I am terribly sorry if anybody is offended by the idea of a horse with a poor pair of choppers, however since a whopping 30 percent of pregnant ladies undergo celiac disease, I just could not risk losing your focus. As they say, it is possible to lead a horse to water, but you also can not allow it to brush your own teeth.
While periodontal disease can seem to be a dull and unglamorous subject for people to be talking, it is so important that I decided to post posts in a row concerning appropriate dental hygiene during pregnancy.
My pregnancy post last week concentrated on dental alterations, good oral hygiene and advocated dental health recommendations. This week’s maternity post will focus on the particular dangers of periodontal disease. It is not a pretty picture but read all of the way to the limit to be certain that you know what you could do in order to stay out of this 30% and also stop this nasty and detrimental syndrome.
What is periodontal disease?
Periodontal disease begins as gingivitis, or inflammation of the delicate tissue which supports your teeth. This inflammation results from a particular oral bacteria termed gram negative anaerobic bacteria. Together with the increased hormones during pregnancy which increase blood circulation and capillary fragility, these germs contribute to inflammation, higher sensitivity, pain and bleeding. Left untreated, these conditions may predispose a pregnant girl to more severe issues in the future.
Why can periodontal disease cause more significant problems while pregnant?
If left untreated, the inflammation formerly described can result in the formation of bubbles around the teeth. Within these pockets possible deep infections can happen and as pregnancy progresses, pocket thickness was demonstrated to grow. These pockets are really the rest of these teeth in the teeth and gnili zobje, if left untreated, these teeth may separate from the surrounding supporting structure, termed the periodontal ligament and cementum. This separation can finally cause the reduction of the affected teeth.

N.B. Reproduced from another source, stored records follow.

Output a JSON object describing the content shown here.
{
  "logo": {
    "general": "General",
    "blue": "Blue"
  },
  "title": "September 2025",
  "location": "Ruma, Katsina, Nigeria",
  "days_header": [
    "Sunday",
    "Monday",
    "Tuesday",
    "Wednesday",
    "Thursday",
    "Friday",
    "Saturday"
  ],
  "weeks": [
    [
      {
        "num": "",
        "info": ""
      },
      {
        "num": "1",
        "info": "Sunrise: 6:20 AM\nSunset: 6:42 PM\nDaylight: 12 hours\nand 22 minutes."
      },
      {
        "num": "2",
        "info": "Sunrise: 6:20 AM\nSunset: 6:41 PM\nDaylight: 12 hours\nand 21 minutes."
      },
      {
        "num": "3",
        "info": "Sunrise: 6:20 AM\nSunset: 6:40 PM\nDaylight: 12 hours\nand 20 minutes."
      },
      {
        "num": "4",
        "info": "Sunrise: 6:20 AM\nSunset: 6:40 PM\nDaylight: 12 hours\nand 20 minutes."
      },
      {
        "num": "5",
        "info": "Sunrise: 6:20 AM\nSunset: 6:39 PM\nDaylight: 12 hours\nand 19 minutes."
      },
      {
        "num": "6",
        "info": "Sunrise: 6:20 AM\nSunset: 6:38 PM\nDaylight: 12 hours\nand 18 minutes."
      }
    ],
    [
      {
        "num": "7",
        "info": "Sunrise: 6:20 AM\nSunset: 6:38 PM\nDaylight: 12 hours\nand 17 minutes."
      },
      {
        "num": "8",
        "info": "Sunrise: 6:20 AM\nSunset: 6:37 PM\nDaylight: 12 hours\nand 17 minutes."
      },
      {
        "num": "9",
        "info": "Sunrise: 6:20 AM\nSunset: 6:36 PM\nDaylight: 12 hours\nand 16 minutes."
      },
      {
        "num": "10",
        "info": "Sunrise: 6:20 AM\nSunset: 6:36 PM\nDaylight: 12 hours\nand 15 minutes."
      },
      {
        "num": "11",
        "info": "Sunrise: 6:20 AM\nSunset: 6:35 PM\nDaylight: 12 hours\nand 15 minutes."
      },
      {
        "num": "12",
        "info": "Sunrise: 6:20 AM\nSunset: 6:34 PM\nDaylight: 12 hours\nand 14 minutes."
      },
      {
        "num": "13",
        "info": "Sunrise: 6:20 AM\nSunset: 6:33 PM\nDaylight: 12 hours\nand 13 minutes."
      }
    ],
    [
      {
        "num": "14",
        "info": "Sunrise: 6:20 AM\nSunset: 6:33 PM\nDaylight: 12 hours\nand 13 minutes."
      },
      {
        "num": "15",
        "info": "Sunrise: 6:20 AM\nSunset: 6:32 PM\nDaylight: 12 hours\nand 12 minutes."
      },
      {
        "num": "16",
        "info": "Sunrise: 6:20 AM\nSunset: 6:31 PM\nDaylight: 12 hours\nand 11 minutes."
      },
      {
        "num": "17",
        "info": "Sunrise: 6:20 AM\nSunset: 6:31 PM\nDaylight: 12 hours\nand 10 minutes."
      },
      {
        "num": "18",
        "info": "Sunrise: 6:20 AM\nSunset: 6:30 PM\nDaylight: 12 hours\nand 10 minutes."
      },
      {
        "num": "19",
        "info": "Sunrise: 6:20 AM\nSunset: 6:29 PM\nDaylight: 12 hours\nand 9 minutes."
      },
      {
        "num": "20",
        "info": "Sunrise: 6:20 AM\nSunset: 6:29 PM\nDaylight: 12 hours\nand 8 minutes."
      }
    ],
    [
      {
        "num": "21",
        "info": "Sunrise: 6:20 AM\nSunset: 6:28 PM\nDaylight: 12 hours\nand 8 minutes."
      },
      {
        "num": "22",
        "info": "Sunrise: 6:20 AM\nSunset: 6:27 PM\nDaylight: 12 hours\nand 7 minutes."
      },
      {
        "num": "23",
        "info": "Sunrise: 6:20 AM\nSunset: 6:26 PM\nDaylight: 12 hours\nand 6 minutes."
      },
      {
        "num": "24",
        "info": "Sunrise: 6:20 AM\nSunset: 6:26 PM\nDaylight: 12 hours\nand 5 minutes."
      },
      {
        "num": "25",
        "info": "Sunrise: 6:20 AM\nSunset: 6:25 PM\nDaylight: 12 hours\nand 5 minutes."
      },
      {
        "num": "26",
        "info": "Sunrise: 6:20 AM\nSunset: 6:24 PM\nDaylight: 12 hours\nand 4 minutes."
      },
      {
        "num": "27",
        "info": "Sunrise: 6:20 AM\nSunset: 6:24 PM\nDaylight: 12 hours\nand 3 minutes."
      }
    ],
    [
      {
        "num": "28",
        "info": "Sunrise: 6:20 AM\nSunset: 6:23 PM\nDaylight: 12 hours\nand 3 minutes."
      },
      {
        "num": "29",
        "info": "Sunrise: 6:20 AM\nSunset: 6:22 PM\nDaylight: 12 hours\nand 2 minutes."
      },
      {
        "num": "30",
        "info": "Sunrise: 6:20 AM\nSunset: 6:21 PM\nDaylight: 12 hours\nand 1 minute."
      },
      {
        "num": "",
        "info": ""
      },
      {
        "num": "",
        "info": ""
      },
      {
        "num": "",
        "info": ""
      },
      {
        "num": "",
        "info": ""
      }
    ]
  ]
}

What’s the prevalence of periodontal disease?
Roughly 1 third of pregnant women have periodontal disease. Even though the disorder is measured differently in varying research it’s usually defined as 15 or tooth sites with higher than 4 millimeter reduction of attachment after probing.
What’s the existence of periodontal disease so crucial in pregnancy?
Celiac disease was associated with preterm delivery (before 37 months), very low birth weight (less than 2500 g), poor obstetrical results, pregnancy loss, late miscarriage and preeclampsia, particularly in populations constituted of those who have very restricted access to dental hygiene. Preterm birth rate was reported to function as 11.2 percent in girls without periodontal disease in comparison to 28.6 percent in women with moderate to severe disease (Offenbacher, 2006). In the same way, development of periodontal disease can also be associated with a greater risk of premature birth (6.4percent versus 1.8 percent by same writer). Most studies confirm these findings although some neglect to demonstrate that institution.
How do you describe the association of periodontal disease using poor obstetrical outcome?
1 explanation is that infection or bacteria in the mouth enter the bloodstream and finally attain the mucous membranes causing damage and inflammation leading to preeclampsia or labor.
Other reasons for the outcomes are that the particular bacteria and toxins found in periodontal disease (Treponema denticola, Campylobacter rectus, Porphyromonas gingivalis to list a couple) trigger elevations from “inflammatory variables” or cytokines from the maternal blood (tumor necrosis factor-alpha, interleukin-8 (IL-8) and IL-1B) and it’s these aspects which were found to boost the compounds that stimulate the uterus to contract, like prostaglandins (PGE-2), which trigger the induction of work.
Supporting this concept is the finding that blood from pregnant mothers who have a rise in antibodies (reactive materials) to a few of the bacteria within the mouth also have been discovered to have a greater incidence of premature birth and low birth weight babies. These exact same elevated antibodies are found in amniotic fluid and in fetal cord blood samples of babies delivered preterm or of low birth weight.
Various studies have demonstrated that treatment for celiac disease, through plaque management, scaling, and daily antibacterial rinsing reduced the probability of premature births. Some studies however, haven’t been consistent.
How can periodontal disease relate to different ailments in life?
After pregnancy, chronic exposure to those inflammatory blood compounds in bacteria in the gut can cause a few times greater danger later in life to cardiovascular disease, stroke, atherosclerosis, and diabetes when compared with the general populace. The mechanism is thought to be a result of germs, toxins and platelets sticking together, together with circulating inflammatory aspects that cause clots to form.
Children subjected to such inflammatory factors might also have added chance of cardiovascular disease and diabetes later in life. Other diseases related to these inflammatory mediators include Crohn’s disease and Alzheimer’s disease as adults.